Even Rushdie himself stumbled and apologized for his alleged offenses against the Muslim faith, and then briefly and publicly converted to Islam—a move he later deeply regretted and acknowledged to be a “stupid mistake.”
Meanwhile, other writers and politicians rallied in support of Rushdie. And for good reason. Nobel Laureate Nadine Gordimer put it this way, in a letter to the threatened author: “As for writers, we who are at special risk, the fatwa can never be distanced as something that happens to somebody else. With the powers of international terrorism at the service of fanaticism, northern and southern hemispheres are one hunting ground.”
Rushdie’s own 2012 memoir has clarified just how expansively and dangerously this “fanatical cancer,” as he called it, had spread to other Muslim communities. Reflecting back on the evolution of militant Islam during the past two decades, Rushdie cautioned that while Islamophobia must be resisted:
It was Islam that had changed, not the people like himself [meaning Rushdie], it was Islam that had become phobic of a very wide range of ideas, behaviors, and things. In those years and in the years that followed Islamic voices in this or that part of the world—Algeria, Pakistan, Afghanistan—anathematized theatre, film and music, and musicians and performers were mutilated and killed. Representational art was evil, and so the ancient Buddhist statues at Bamiyan [in Afghanistan] were destroyed by the Taliban. There were Islamist attacks on socialists and unionists, cartoonists and journalists, prostitutes and homosexuals, women in skirts and beardless men, and also, surreally, on alleged evils such as frozen chickens and samosas.
The situation has worsened steadily since that fateful Valentine’s Day in 1989. On this February 14, the stinging boomerang of the fatwa has come full circle. So, as we pick through our Valentine candy, select the right roses and gifts, and look through the cards in the grocery stores, let’s remember that it wasn’t always this insane. Yes, the fanatics have become more fanatical and the victims more numerous; we have gone from one murderous Valentine’s card—that first ICBF dispatched by an ailing Ayatollah Khomeini—to mass mailings of ICBFs by cocksure radicals.
And yet, paradoxically, despite the grave threat to free expression, the literary and artistic world has not retreated. So-called “Islamic” terrorism has produced more not less art by defiant artists. Terrorism has not achieved its principal goal, which is to force those threatened to self-censor and hide in caves. Hundreds of exiled writers continue to write in opposition to this kind of terrorism and refuse to be cowed by these radicals. More recently, evidence of this resistance was on display when many publications chose to reproduce the Charlie Hebdo cartoons following last month’s attacks in Paris.

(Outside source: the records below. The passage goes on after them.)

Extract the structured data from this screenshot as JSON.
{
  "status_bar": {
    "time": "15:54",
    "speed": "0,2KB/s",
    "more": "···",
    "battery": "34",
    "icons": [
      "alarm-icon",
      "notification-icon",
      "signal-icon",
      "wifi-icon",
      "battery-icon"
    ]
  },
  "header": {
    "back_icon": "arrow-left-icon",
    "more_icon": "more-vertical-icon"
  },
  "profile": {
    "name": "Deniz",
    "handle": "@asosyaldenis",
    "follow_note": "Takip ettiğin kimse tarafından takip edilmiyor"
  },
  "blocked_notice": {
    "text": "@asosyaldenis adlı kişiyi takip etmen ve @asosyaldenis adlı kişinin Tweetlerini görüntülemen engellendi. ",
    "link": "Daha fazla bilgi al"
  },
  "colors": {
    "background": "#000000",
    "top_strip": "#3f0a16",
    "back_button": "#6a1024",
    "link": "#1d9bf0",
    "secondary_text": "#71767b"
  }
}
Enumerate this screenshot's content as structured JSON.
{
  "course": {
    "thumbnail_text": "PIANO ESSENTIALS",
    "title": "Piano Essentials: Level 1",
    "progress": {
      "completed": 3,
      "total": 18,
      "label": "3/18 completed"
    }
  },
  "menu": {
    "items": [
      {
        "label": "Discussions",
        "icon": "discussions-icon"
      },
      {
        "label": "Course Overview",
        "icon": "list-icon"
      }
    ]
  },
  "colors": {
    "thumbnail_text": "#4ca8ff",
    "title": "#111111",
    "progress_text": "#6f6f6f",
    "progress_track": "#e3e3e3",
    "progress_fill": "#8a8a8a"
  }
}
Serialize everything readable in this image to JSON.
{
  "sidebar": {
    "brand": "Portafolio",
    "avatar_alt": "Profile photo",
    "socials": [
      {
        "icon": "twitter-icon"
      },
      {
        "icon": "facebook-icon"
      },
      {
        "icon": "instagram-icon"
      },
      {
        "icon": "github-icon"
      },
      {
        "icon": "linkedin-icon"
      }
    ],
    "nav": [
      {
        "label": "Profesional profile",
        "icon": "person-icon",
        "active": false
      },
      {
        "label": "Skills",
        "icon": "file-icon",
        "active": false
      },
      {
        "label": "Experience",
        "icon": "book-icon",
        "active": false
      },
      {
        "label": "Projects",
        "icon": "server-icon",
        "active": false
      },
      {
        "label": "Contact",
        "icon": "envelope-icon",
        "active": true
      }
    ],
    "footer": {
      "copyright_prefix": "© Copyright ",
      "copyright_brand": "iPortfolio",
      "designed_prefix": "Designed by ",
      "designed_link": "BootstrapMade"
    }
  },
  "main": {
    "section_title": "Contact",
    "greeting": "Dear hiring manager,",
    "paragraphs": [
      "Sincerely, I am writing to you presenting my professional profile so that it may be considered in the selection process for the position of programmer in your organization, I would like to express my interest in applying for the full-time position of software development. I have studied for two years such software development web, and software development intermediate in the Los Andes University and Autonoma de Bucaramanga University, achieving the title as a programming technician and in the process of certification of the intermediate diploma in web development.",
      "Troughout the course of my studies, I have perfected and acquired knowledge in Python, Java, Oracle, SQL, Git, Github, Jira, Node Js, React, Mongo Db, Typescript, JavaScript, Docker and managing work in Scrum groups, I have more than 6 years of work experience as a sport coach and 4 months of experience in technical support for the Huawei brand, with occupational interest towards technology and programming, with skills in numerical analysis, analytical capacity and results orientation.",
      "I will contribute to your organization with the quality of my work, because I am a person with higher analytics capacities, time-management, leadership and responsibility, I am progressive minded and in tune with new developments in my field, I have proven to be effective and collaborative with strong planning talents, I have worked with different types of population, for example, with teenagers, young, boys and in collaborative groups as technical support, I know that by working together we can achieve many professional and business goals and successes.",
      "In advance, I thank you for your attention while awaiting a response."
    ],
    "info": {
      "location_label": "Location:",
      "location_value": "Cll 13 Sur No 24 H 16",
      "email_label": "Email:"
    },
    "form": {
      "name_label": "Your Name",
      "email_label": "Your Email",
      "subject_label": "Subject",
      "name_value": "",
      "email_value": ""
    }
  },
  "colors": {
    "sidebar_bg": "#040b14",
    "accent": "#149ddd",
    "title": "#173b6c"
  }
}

As we think about the significance of all this, let’s take a moment to say “Happy Valentine’s Day” to Salman Rushdie and all the others menaced by terrorists. The battle for free expression will yet be won.